Constance looks towards Luna with what she considers a soothing glance. "Don't worry… she's a healer. She knows what to do in these situations. It'll be okay. I promise." Her eyes flicker between Luna and Aislinn, swallowing hard as she tries to keep herself composed.

The healer and bowl are watched carefully with a cant of the head, Luna's eyebrows dip into a tight v in the middle of her forehead and she glances at Constance. "I know she's a healer," is the snapped reply, then her features soften and lips curl down at the edges, "I'm sorry… I'm just… I haven't had any medicine for weeks and I'm touchy." And apparently ill enough for the healer to bleed.

With a long sigh, the woman lays back down in her bed, head heavy against the pillows. Pillows that, according to local gossip, have seen the young actress' father's head recently. "Why are you bringing it all the way over there?"

In front of the mirror, Aislinn brings the bowl to her lips and drinks from it, painting her mouth red and her teeth pink. She drains enough to coat her tongue and throat in it, then lowers the bowl again and passes it off to her left hand. The right dips two fingers into the blood that remains, which she uses to smear a cross on the mirror's surface.

She has no answer for Luna this time; her eyes are focused past her reflection, and her mouth forms words in her native Irish, breathy and thin at first, but gaining some volume and force as she completes the spell — because a spell is what this must be.

Her chant fades to a low, hoarse hum.

There's one thing to be keeping secrets and another to be dumbfounded and shocked into silence. The young blonde edges closer to Luna, finding no words to really either comfort Luna or explain what's going on. Constance looks back to Luna, brow furrowed in confusion. It's clear she'd like to hold the patient's hand, but either fear of Aislinn or fear of the affliction that Luna's taken on keep her from edging in that close.

Luna's eyes widen and her jaw drops in a perfect picture of horror as she witnesses her blood being injested by the healer. Then her wonderful mirror is painted red with the same sanguine potion. Her face twists into a grimace of fear and disgust, uncertain of what to make of the entire display. Magic has always been pretty in her world, until recently.

Taking her eyes off Aislinn is a risk but one Luna is willing to take when she gazes up at Constance. "I'm afraid," she whispers, making an attempt to be too quiet for Aislinn to hear. "I don't want to die, Constance. I've been ill for days…" Patients are too quick to expire with this disease.

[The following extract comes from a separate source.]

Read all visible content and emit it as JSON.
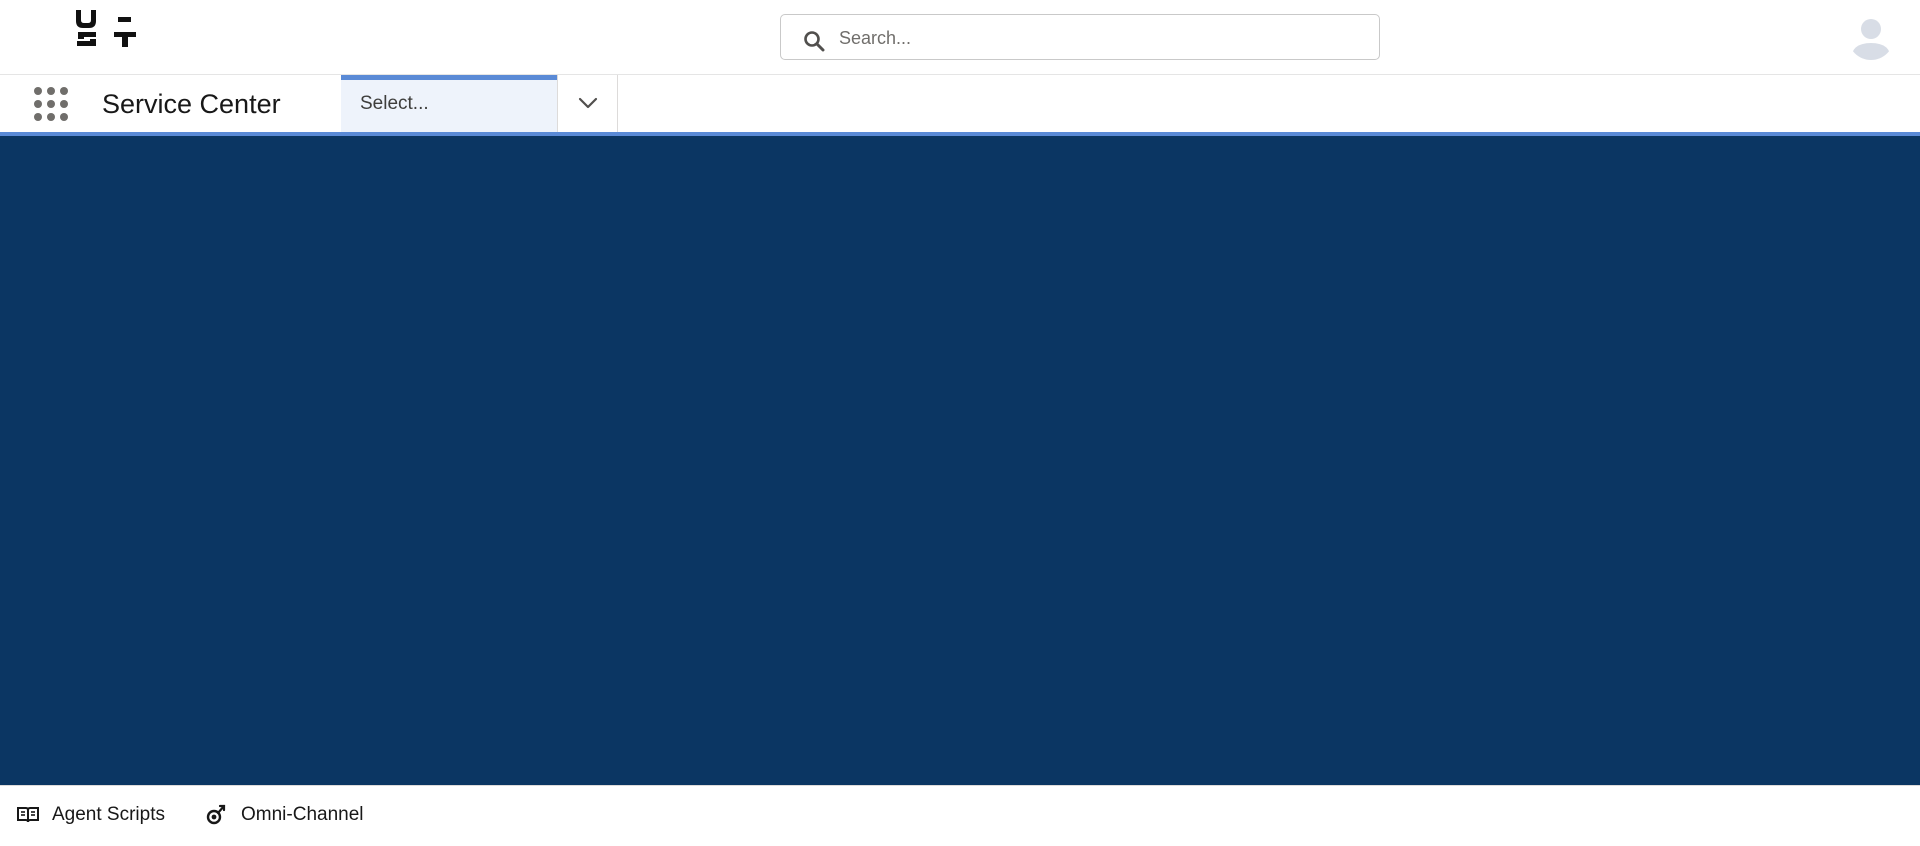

Under Aislinn's fingers, a shadow flashes across the mirror's surface, and it must startle her as much as it startles Luna and Constance because the bowl drops to the floor and shatters on impact, splashing blood and smooth shards of broken stone across the floorboards. Her hand snaps away from the glass just as the pane explodes into splintering cracks as if smashed with a fist from behind — it's into these fissures that the shadow appears to melt away, gone as suddenly as it first appeared.

Aislinn takes a halting step away from the ruined mirror, hand bent in a protective crandle against her breast. Breath shudders in and out of her diminutive frame.

"Constance," she chokes. "Fetch Jorn and Mr. Fogg. Go."

"You don't need to be afraid, Luna, you won't die. You aren't allowed," Constance murmurs, her gaze flickering between Luna and Aislinn until the shattering of the mirror and the bowl and the blood. She involuntarily moves back a few steps to avoid splattered blood near her dress, and her eyes go wide as she looks back towards Aislinn. The request is heard and does not need to be repeated. The young woman takes one look back to Luna before she's already out the door and scrambling down the stairs to fetch the aforementioned Wartooth and Fogg.

Each shatter of glass is punctuated by a flinch from the woman in the bed. Sheet drawn up to cover her face up to her eyes. The dark circles only seem to get darker when the whites slowly grow pink and sting. It's the urgency of Aislinn's tone and the hurried manner that Constance vacates the room that alarms the prostitute most. "I didn't do anything wrong," she insists to the healer, her own voice thick and cracked. "I've only one client now… I didn't do anything wrong. I'm trying to be better."

She would cry, but she has no tears left.